Items listed in a dataset:
%%

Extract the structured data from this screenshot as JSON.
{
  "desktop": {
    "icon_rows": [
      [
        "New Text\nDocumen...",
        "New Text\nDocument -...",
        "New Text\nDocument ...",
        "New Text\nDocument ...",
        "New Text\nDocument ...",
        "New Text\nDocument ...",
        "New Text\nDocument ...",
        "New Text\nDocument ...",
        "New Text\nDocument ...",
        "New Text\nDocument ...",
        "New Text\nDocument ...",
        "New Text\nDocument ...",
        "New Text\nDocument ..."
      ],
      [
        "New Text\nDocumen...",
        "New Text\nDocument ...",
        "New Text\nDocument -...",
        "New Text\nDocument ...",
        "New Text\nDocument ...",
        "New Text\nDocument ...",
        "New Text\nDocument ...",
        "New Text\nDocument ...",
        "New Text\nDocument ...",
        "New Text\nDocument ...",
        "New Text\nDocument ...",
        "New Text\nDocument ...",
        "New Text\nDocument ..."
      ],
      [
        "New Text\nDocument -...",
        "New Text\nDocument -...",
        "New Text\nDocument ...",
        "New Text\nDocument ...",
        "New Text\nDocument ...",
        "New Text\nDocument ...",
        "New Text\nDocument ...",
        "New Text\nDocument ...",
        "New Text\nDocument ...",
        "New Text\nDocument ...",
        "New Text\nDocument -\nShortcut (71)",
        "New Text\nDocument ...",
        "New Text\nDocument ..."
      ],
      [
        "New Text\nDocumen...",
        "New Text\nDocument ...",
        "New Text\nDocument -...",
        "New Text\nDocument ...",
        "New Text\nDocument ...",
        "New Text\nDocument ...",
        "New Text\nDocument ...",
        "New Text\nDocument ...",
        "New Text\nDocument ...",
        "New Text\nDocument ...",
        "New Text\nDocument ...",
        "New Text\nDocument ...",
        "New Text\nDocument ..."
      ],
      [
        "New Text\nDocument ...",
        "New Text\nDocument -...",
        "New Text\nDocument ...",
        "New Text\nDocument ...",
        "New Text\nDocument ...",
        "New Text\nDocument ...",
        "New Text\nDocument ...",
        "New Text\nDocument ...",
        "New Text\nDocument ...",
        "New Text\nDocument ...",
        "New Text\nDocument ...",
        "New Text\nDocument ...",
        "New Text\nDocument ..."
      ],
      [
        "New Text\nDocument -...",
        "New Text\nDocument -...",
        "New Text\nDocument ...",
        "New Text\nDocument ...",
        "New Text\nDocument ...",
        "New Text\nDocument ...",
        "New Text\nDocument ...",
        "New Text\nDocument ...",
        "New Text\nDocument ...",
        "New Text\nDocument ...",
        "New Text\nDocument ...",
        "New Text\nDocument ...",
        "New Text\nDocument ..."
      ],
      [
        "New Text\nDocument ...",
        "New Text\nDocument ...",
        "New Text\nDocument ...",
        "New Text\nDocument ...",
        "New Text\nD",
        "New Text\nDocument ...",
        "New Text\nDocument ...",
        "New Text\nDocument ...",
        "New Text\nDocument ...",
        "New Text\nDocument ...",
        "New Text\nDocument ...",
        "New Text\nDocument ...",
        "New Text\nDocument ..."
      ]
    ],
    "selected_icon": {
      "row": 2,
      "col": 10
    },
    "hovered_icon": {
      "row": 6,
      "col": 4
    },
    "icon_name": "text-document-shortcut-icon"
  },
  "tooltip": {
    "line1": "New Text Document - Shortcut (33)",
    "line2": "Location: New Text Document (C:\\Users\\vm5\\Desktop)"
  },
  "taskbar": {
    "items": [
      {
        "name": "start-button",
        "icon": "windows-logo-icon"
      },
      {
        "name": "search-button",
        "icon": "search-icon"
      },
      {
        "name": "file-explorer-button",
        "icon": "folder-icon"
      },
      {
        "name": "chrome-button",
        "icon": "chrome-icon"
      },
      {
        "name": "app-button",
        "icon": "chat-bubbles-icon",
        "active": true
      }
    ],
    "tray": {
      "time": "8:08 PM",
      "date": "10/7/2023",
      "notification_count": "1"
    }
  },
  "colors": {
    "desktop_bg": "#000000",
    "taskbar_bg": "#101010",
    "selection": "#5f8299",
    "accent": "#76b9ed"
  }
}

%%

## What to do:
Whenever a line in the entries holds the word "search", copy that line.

## Exercise output:
        "name": "search-button",
        "icon": "search-icon"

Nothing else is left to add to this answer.